This time of year, hearts are everywhere. The well-known symbol of Valentine’s Day floods us all. However, artists make use of the heart year round, and throughout history.
The popular icon for the heart can be traced all the way back to before the last Ice Age. Cro-Magnon hunters use the symbol in pictograms, although we can’t be sure what exactly it meant to them. The meaning of the symbol would become universal in the Middle Ages.
Historians think the modern symbol originated from the shape of the ivy leaf. Stylized, rounded leaves decorating vessels, urns, and tombstones portray eternal love. Inspired by the art and ornamentation of the early depictions, monastic illustrators painted images of Trees of Life bearing red, heart-shaped leaves. The green leaves became red for the color of warm blood, good luck, and health. The modern concept of the heart symbol was born.
The symbol of the “playing-card heart” became universal as time passed, reaching numerous religions and cultures worldwide. Today’s symbol of the curved heart now encompasses a wide range of emotions and meanings.
At Last, My Love has Come Along by Elizabeth Robinson is titled after the song famously performed by jazz vocalist Etta James. Created with bright colors and bold patterns in the recognizable heart shape, the glass brings the music to life. You can almost hear the moody, vibrant sounds of jazz coming through the piece — the discordant clash of red and yellow along with slashes of black make you feel the dissonant chords that then melt and resolve into a whole piece of beautiful art that somehow flows together seamlessly.
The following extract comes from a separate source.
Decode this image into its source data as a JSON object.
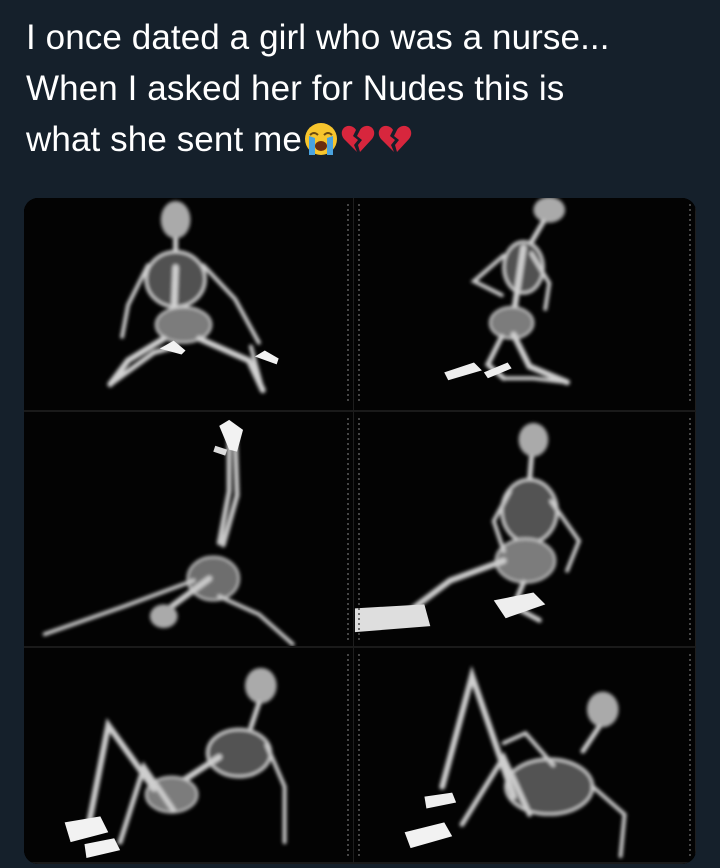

The Robinson piece used the heart shape to represent the idea of love in music, and this necklace by Beth Taylor alludes to a well-known poem by e e cummings. The poem is one of my personal favorites, and I love the way this artist conveys the literary meaning by placing the words inside the different layers of the heart.
i carry your heart with me(i carry it inmy heart)i am never without it(anywherei go you go,my dear;and whatever is doneby only me is your doing,my darling)– e e cummings
This sculpture by Cathy Broski is a piece that can truly mean something different to everyone who views it. Whether the hearts represent children, a couple, parents, or other loved ones — or whether the hand is our own, someone else’s, or something bigger — is open for interpretation.
The open design of Chatham Heart by Kerry Vesper is a subtle, flowing take on the traditional heart shape. Originally commissioned by a cardiologist for installation in the Chatham Art Center, this artistic representation of the physical heart is a beautiful piece.
Artists use the symbol of the heart to represent abstract ideas, express love, or even to literally stand for the actual organ. The symbol of the heart is found everywhere. What does this symbol mean to you?